> **Material for this exercise**
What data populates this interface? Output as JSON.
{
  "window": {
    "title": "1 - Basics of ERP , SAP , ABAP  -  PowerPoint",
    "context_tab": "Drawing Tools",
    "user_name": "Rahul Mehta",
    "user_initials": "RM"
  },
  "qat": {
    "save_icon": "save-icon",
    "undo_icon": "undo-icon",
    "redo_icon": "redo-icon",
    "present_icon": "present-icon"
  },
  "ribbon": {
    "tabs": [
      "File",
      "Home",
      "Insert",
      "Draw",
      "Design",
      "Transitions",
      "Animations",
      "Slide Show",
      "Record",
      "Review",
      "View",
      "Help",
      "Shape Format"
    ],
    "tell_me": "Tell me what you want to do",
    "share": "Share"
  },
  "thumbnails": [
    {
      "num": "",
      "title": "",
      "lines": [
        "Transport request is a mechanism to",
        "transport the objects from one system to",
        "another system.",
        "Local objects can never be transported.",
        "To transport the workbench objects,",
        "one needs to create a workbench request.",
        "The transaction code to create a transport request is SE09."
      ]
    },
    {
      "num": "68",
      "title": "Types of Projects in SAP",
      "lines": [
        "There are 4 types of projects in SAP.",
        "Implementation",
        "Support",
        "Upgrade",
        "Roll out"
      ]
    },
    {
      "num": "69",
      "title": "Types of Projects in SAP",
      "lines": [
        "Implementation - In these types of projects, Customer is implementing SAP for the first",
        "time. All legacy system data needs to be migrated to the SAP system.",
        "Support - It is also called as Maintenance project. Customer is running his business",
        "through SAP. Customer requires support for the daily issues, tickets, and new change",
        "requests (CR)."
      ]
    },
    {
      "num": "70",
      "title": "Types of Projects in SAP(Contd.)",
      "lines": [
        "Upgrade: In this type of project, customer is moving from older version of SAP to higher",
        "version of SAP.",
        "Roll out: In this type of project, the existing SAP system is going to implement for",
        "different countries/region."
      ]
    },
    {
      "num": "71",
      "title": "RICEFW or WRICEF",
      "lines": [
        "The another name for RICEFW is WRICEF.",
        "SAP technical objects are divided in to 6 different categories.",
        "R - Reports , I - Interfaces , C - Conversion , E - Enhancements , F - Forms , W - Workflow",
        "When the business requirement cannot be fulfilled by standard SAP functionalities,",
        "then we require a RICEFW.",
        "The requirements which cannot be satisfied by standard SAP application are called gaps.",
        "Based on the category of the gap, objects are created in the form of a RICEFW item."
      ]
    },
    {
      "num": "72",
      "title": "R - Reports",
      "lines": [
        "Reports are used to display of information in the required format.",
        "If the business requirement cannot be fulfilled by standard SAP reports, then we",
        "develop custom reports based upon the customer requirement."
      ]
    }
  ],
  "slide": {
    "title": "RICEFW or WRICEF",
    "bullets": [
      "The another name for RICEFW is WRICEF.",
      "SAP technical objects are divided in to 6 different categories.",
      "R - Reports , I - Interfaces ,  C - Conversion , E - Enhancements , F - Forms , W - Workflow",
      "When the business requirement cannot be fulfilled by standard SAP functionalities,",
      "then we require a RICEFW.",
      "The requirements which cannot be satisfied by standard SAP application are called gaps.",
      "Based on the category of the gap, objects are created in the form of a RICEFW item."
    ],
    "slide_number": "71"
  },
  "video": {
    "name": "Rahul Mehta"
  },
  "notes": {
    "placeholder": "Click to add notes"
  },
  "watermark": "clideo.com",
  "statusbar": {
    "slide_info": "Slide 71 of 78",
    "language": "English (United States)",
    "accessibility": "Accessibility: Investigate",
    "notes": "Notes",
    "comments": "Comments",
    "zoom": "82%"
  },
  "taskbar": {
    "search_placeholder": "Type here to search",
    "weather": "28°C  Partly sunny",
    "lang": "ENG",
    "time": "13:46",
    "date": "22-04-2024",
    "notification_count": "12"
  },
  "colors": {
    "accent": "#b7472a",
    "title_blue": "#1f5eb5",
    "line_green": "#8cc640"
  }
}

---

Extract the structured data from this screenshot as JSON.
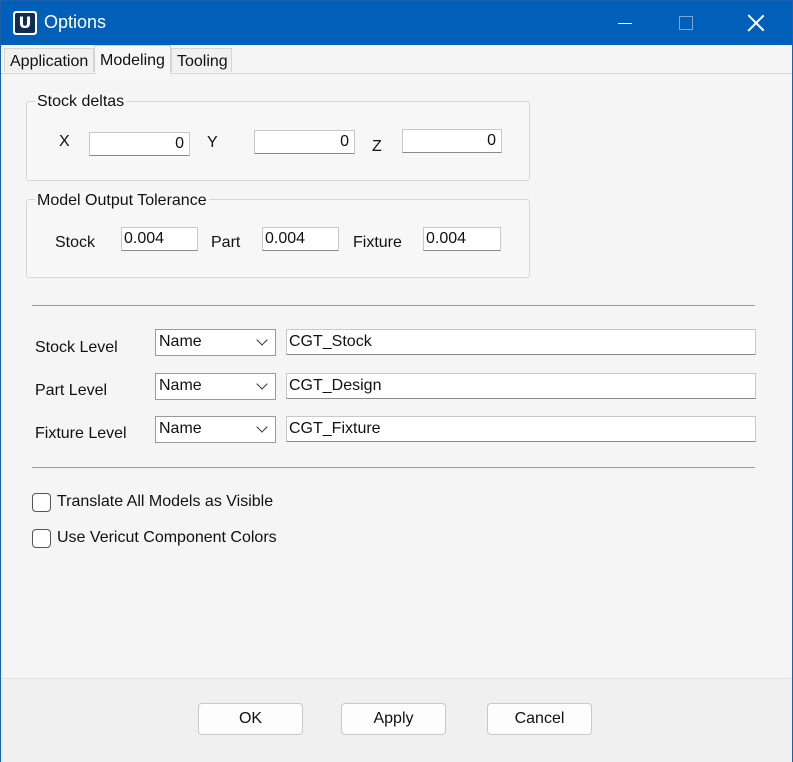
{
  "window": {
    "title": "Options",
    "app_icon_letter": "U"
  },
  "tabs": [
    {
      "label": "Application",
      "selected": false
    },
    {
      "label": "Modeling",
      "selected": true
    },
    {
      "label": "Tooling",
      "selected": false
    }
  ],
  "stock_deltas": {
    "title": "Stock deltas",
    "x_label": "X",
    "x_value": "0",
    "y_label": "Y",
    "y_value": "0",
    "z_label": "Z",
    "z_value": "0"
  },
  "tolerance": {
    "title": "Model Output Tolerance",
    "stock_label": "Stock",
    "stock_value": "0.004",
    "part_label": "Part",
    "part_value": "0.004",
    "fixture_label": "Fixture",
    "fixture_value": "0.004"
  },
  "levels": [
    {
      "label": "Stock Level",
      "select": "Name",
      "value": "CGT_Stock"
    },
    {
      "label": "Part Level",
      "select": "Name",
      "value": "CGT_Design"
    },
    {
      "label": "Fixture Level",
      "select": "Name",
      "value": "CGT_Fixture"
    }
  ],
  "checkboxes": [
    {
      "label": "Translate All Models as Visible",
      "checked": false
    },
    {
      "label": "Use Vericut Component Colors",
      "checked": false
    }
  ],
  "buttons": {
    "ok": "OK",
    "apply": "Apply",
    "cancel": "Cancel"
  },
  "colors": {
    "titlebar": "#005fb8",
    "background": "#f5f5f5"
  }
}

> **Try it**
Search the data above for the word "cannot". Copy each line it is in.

> **Your response**
        "When the business requirement cannot be fulfilled by standard SAP functionalities,",
        "The requirements which cannot be satisfied by standard SAP application are called gaps.",
        "If the business requirement cannot be fulfilled by standard SAP reports, then we",
      "When the business requirement cannot be fulfilled by standard SAP functionalities,",
      "The requirements which cannot be satisfied by standard SAP application are called gaps.",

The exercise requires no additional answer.